In 1982 Canada patriated its constitution and entrenched within it the Canadian Charter of Rights and Freedoms, through the Constitution Act, 1982. By the Canada Act 1982, the British Parliament, acting at the request and with the consent of Canada, enacted the Constitution Act 1982, which established a procedure for the amendment of the Canadian constitution by the Canadian Parliament. The British North America Acts 1867–1975 are generally named Constitution Acts in Canada, and together with the Constitution Act 1982 are now collectively known as the Constitution Acts 1867–1982, though they remain named as they originally were in the United Kingdom. These and other Acts form the Constitution of Canada.
The Statute of Westminster 1931 was the enactment of the United Kingdom Parliament (December 11, 1931) which established the legislative equal status of the self-governing dominions of the British Empire and United Kingdom. (There exist also the unrelated Statutes of Westminster of 1275, 1285 and 1290 (known as First, Second and Third), passed by the parliaments of King Edward I.) The Statute is sometimes referred to, especially in the former dominions, as the Treaty of Westminster, although it was not in the form of a treaty. Today the Statute of Westminster is relevant for outlining the powers which Commonwealth Realms hold over any changes to the structure of their Monarchy.
The Statute applied to the dominions of Canada, New Zealand, Newfoundland, the Irish Free State, the Commonwealth of Australia, the Union of South Africa and except in relation to revision of the acts of parliament upon which the constitutions of Canada, Australia and New Zealand were founded.
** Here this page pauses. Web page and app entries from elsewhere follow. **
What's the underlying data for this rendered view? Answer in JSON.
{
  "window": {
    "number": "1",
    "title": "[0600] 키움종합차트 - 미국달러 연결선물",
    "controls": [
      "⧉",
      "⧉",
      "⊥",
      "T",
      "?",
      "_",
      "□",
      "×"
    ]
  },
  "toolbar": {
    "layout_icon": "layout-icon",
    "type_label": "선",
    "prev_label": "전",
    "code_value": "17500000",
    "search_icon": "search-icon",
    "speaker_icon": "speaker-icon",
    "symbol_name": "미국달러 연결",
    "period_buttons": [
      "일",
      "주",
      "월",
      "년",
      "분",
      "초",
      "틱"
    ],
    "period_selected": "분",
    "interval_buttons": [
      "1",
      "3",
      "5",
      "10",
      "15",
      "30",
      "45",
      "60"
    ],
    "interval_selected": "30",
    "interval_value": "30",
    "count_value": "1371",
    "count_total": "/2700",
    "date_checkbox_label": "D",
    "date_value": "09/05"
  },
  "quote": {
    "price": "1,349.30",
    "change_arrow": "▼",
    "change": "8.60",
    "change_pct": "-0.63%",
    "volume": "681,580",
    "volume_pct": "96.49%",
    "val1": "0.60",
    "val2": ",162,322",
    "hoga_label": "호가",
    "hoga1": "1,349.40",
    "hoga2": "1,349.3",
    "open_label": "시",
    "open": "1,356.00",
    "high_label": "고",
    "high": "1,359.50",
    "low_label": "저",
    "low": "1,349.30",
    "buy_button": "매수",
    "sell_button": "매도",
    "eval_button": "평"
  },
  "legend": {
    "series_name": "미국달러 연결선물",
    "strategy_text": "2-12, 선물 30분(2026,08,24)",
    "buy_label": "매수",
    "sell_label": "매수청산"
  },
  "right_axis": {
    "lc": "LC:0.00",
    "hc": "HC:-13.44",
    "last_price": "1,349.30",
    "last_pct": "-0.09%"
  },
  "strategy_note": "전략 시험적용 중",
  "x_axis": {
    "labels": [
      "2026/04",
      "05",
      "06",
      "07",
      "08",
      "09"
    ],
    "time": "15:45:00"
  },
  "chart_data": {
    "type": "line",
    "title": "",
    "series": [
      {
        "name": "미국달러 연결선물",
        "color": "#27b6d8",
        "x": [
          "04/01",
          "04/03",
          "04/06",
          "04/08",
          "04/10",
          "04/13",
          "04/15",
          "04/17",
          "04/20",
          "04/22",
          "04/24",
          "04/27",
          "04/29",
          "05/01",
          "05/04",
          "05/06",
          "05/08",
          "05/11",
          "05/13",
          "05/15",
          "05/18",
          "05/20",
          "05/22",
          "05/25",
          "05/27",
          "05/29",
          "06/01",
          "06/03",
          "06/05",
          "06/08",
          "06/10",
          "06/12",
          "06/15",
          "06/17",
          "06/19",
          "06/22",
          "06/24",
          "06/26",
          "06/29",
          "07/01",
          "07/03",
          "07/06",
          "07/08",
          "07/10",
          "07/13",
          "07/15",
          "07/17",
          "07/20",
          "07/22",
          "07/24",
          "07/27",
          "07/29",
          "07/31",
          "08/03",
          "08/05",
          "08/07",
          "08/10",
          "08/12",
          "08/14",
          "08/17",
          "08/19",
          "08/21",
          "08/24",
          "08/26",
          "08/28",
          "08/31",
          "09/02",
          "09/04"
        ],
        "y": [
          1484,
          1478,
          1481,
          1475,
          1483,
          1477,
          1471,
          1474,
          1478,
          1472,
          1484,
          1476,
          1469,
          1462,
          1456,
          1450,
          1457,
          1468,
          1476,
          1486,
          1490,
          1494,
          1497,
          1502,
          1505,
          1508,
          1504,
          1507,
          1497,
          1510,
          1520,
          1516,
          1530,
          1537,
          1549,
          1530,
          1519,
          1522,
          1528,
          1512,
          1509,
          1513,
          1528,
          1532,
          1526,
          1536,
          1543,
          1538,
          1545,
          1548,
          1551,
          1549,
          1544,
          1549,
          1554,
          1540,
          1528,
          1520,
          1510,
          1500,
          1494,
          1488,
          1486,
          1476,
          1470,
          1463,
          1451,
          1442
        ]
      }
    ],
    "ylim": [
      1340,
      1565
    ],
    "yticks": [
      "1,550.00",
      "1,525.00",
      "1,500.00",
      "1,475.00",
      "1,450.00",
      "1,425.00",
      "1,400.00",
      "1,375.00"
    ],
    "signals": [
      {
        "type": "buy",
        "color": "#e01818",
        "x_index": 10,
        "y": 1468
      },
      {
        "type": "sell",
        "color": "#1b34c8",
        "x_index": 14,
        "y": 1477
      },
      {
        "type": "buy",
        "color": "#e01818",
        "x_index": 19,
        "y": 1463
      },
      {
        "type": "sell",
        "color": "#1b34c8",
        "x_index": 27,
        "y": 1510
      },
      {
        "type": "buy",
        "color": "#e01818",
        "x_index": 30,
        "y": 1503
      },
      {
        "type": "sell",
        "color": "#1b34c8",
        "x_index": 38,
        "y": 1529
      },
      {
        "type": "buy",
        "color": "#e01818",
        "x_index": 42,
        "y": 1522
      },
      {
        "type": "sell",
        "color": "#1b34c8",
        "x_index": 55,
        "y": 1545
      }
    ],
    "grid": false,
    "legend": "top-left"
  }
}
The Statute was expressed not to apply to Australia, New Zealand or Newfoundland unless and until adopted by those Dominions' Parliaments.
The Canada Act 1982 is an Act of Parliament passed by the British Parliament that severed virtually all remaining constitutional and legislative ties between the United Kingdom and Canada. It contains the text of the Constitution Act, 1982 of Canada in Schedule B.